How have global market logics and local market logics affected the development of Singapore’s corporate governance, in particular the involvement of independent directors?
Liaw, Ying Hui
Pan, Xiao Ying
Toh, Yi Fan
Date of Issue2012
College of Business (Nanyang Business School)
Prior to the Asian financial crisis in 1997, corporate governance regulation in Singapore belongs to one of a merit-based. Under a merit-based regime, strict rules are in place to restrict transactions that firms may undertake, whereby the adequacy of the disclosure and merits of the transactions would first have to be considered by the regulators. In a bid to develop Singapore as an international financial centre, the Monetary Authority of Singapore embarked on a review of its existing policies from year 1997, and made reforms to the corporate governance standards, to adopt a more robust, market oriented and disclosure-based corporate governance regime, to be more in line with the more recognized Anglo American standards. This paper seeks to explore the corporate governance reforms in Singapore for the past two decades. We begin by look at the history of corporate governance regime, and the motivations behind the state’s reforms to the standards. Our focus will be on the issue of independent directors in Singapore, in particular, the three local banks of Singapore.
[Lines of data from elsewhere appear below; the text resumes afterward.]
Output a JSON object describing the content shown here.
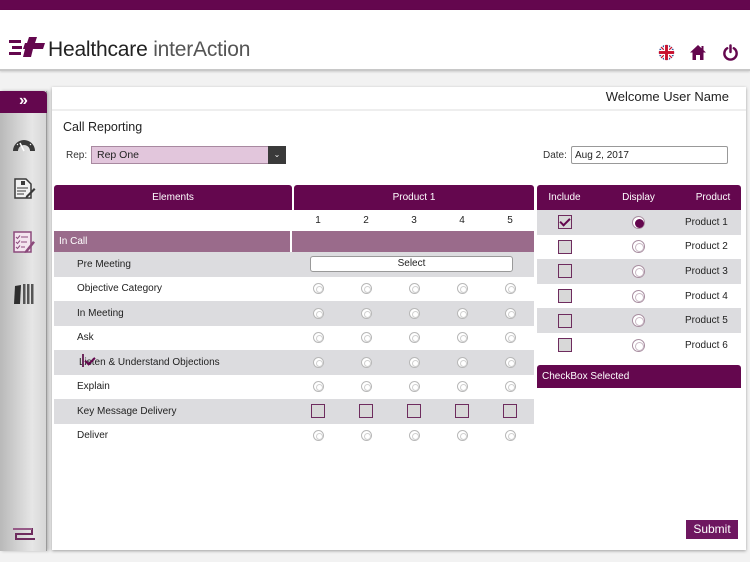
{
  "app": {
    "brand": "Healthcare",
    "brand_light": "interAction",
    "brand_color": "#64074e"
  },
  "header": {
    "icons": [
      "uk-flag-icon",
      "home-icon",
      "power-icon"
    ]
  },
  "sidebar": {
    "toggle_label": "»",
    "items": [
      {
        "name": "dashboard-gauge-icon"
      },
      {
        "name": "document-edit-icon"
      },
      {
        "name": "call-report-checklist-icon",
        "active": true
      },
      {
        "name": "library-books-icon"
      }
    ],
    "footer_icon": "menu-lines-icon"
  },
  "main": {
    "welcome": "Welcome User Name",
    "title": "Call Reporting",
    "rep_label": "Rep:",
    "rep_value": "Rep One",
    "date_label": "Date:",
    "date_value": "Aug 2, 2017",
    "grid": {
      "elements_header": "Elements",
      "product_header": "Product 1",
      "columns": [
        "1",
        "2",
        "3",
        "4",
        "5"
      ],
      "section": "In Call",
      "select_label": "Select",
      "rows": [
        {
          "label": "Pre Meeting",
          "type": "select"
        },
        {
          "label": "Objective Category",
          "type": "radio"
        },
        {
          "label": "In Meeting",
          "type": "radio"
        },
        {
          "label": "Ask",
          "type": "radio"
        },
        {
          "label": "Listen & Understand Objections",
          "type": "radio",
          "checked": true
        },
        {
          "label": "Explain",
          "type": "radio"
        },
        {
          "label": "Key Message Delivery",
          "type": "checkbox"
        },
        {
          "label": "Deliver",
          "type": "radio"
        }
      ]
    },
    "products": {
      "headers": [
        "Include",
        "Display",
        "Product"
      ],
      "rows": [
        {
          "name": "Product 1",
          "include": true,
          "display": true
        },
        {
          "name": "Product 2",
          "include": false,
          "display": false
        },
        {
          "name": "Product 3",
          "include": false,
          "display": false
        },
        {
          "name": "Product 4",
          "include": false,
          "display": false
        },
        {
          "name": "Product 5",
          "include": false,
          "display": false
        },
        {
          "name": "Product 6",
          "include": false,
          "display": false
        }
      ]
    },
    "checkbox_selected_label": "CheckBox Selected",
    "submit_label": "Submit"
  }
}
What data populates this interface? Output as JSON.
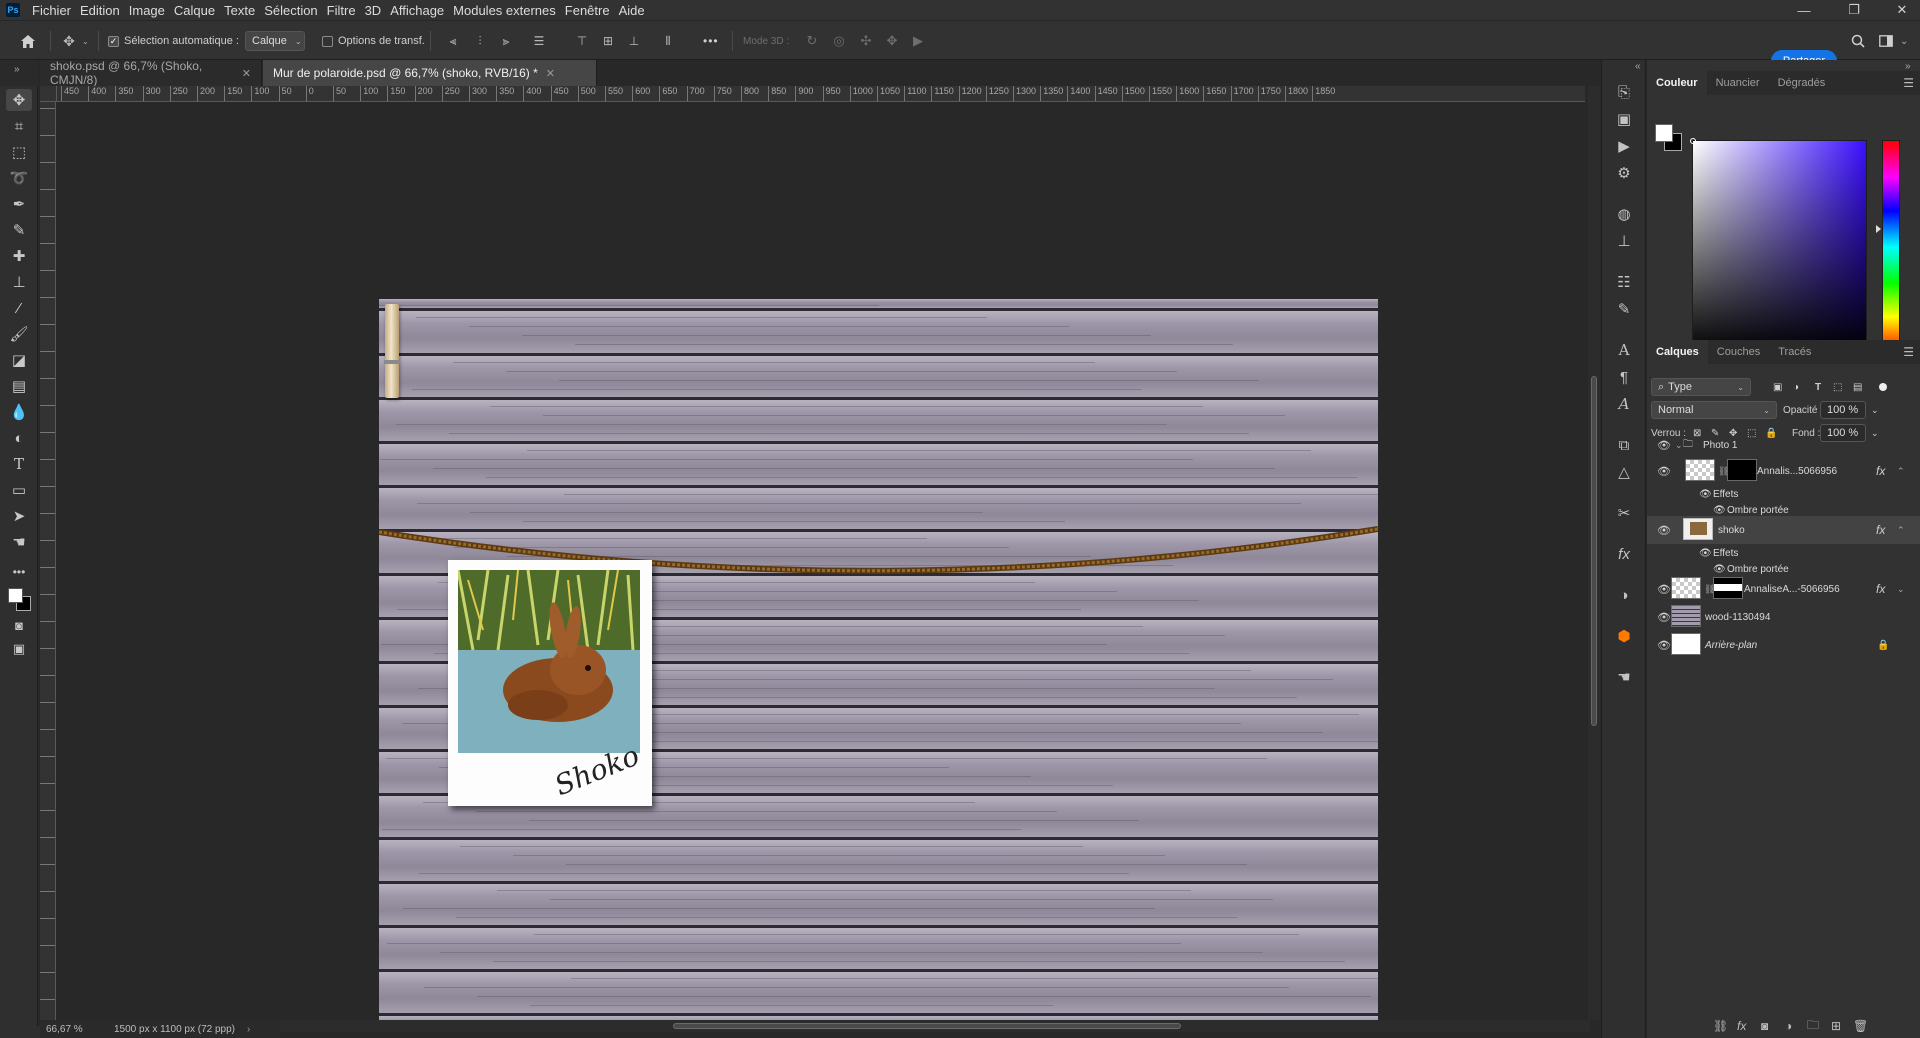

While we had witnessed an array of the corporate governance reforms over the years, we are still far from behind the Anglo-American standards, attributed to the balancing act between the global market logic and resilience from the local market.
Final Year Project (FYP)
Nanyang Technological University